Tuesday, January 05, 2016
The Importance Of Being Paris
We will spend considerable time on the Sermon on the Mount in my Gospels' classes: Jesus gave us enough material for a solid semester, if not a year, in his most famous teaching. What the Savior taught as important is not as fashionable in our culture as being stylish and celebrated. The following is a look at my cousin, Paris Hilton. Before you scoff at the claim of kin, just note that her grandmother's last name was Hawley and I have only met one family with my last name who is not in my family tree! The following is from January 17, 2006. Remember, I wrote this ten years ago. I hope I've changed for the positive in ten years!
Recently, I saw an article that typifies our news these days. Forbes Magazine published its annual roster of the highest US incomes. One sub-set of this list is the Top-earning Celebrities Under 25 Years Old. The names were familiar. I was surprised that of the twelve, only two were male; basketball superstar LeBron James and actor Frankie Muniz. Beside each income was listed the occupation of the millionaire. For example, Maria Sharapova was described as Athlete and Actor/Singer was next to the name of Hilary Duff. My favorite of the dozen young millionaires was Paris Hilton. Her occupation? Personality! I am not totally sure what that means but my best guess is that she is famous for being famous and well-compensated for being famous. She earned over $6 million last year with, at least to my uneducated eyes, no discernible talent. Don't get me wrong. Her last name has been instantly recognizable in American culture for generations. She is attractive and apparently a shrewd business woman. She has made being Paris Hilton a big industry. I asked my classes to define her and one young man told me she was an actress. I inquired as to what she had starred in and his reply was the reality show The Simple Life. When I asked him what character she played, he told me she played herself. That is my point. Her public persona is that she is a rich, spoiled brat and the more she perfects the role, the more the public laps it up. She doesn't come across as being particularly likable. Maybe she's the anti-celebrity. We love her because we despise her. One thing is certain. The old proverb, THE RICH GET RICHER, has found vindication. This heiress of the Hilton hotel chain would be fabulously wealthy even if she had remained obscure. I doubt the other eleven youthful celebrities could make the same claim. They all seem to have capitalized on a talent or skill and parlayed it into, with wise investments, a lifetime of wealth.
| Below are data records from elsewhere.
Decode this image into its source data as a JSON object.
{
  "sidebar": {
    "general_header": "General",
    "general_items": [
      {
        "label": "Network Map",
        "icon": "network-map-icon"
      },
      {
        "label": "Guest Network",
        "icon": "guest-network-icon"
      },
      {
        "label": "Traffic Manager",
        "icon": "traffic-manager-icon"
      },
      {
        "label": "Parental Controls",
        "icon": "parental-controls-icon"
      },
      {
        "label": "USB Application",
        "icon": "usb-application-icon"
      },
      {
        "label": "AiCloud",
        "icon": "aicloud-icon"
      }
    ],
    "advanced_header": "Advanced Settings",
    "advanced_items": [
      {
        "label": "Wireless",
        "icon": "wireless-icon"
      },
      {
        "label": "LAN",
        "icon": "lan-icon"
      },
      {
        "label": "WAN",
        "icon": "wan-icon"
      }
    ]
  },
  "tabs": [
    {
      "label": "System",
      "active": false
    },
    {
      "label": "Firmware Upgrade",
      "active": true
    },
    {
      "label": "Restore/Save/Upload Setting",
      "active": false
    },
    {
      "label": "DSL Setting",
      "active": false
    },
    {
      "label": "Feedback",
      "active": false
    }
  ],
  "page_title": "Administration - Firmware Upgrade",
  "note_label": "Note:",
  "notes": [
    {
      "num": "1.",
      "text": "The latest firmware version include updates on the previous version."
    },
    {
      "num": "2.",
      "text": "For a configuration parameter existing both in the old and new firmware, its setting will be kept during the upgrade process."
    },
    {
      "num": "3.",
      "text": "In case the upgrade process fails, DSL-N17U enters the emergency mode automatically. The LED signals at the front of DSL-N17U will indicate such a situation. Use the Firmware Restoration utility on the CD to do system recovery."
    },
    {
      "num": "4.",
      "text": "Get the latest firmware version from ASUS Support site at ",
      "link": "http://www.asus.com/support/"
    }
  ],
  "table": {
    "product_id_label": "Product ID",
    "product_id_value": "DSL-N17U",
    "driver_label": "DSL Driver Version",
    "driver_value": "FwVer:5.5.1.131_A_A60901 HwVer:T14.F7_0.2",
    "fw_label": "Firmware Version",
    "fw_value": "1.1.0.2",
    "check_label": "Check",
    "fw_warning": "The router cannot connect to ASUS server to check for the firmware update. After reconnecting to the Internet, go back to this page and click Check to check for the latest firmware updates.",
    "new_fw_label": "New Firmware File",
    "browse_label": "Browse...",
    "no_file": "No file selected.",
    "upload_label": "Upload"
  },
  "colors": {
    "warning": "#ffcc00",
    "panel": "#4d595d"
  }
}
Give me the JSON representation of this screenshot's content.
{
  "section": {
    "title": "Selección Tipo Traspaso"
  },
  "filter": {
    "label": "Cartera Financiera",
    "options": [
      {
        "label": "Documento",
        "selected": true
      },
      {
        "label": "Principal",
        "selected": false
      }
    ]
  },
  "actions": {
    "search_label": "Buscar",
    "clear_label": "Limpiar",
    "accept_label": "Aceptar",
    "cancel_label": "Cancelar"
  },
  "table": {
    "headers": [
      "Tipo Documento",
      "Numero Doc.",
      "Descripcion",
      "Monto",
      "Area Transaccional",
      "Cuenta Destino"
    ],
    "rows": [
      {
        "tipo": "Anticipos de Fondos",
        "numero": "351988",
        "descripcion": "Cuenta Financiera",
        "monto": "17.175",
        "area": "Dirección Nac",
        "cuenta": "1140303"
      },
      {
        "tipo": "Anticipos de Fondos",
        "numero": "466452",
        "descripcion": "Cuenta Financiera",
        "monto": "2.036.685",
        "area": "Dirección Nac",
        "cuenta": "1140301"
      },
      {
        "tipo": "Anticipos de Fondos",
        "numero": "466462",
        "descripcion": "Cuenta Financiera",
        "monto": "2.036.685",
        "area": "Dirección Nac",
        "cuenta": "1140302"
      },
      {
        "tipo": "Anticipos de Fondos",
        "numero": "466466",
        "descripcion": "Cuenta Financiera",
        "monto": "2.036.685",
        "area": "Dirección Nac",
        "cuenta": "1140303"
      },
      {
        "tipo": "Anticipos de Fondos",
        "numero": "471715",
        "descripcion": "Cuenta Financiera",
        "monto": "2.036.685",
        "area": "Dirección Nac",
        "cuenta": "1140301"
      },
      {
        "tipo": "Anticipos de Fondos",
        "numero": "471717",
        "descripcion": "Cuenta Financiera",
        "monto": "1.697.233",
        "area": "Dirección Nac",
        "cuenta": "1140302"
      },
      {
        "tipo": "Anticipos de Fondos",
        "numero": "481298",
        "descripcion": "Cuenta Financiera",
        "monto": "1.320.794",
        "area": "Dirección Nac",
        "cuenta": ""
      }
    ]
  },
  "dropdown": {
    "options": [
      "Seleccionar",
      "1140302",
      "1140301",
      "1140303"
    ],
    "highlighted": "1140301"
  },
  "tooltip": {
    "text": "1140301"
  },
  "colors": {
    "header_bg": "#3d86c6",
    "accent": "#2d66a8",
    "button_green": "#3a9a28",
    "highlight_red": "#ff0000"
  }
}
I don't want you to think I begrudge Paris Hilton one penny she brought in. In some ways, there is similar prejudice against the rich in America as there is against the poor. Most of us, while not in the same ballpark as this young lady, have been blessed in some way by our family of origin. She is portrayed as having questionable morals but she would have company among other entertainers, athletes, and socially elite of the cultural landscape. When I asked my eighth grade girls if they thought Paris Hilton would be a good wife/mother, they overwhelmingly said no. When the question was if she would be easy to get along with, the negative response was the same. But, when given the choice of trading places with Paris Hilton, almost all of them agreed they would make the swap. Fame, fortune, and glitz attracts even the most-level headed at times. In the Beatitudes of Matthew 5, Jesus has his own list. In the preamble to the Sermon on the Mount, the Savior enumerates nine groups considered blessed, or as we would put it, happy. Nowhere to be found are the possessors of beauty, power, or wealth. Instead, we are expected to believe bliss comes from sorrow, poverty, gentleness, and persecution. Philip Yancey translates the section with the phrase, Lucky are the unlucky. The hope of the poor is that roles will be reversed in the afterlife, a hope Jesus reinforces in the parable of the unnamed rich man and the beggar, Lazarus. Did you see the incident last week with the homeless man being beaten to death by boys with baseball bats? Two thousand years ago, the victim might have been Lazarus but we know he ended up with the Lord! There is a lesson for us in that scenario. We want the end result- we just don't want to have to endure the suffering part. We want to end up in Paradise like Lazarus but we want the Paris Hilton lifestyle on this side of eternity. It's hard to have it both ways but we still are going to try.
Applicable quote of the day:
"The celebrity is the person who is known for their well-knowness."
Daniel J. Boorstin
E-mail me at firstname.lastname@example.org
Posted by Steve Hawley at 8:03 PM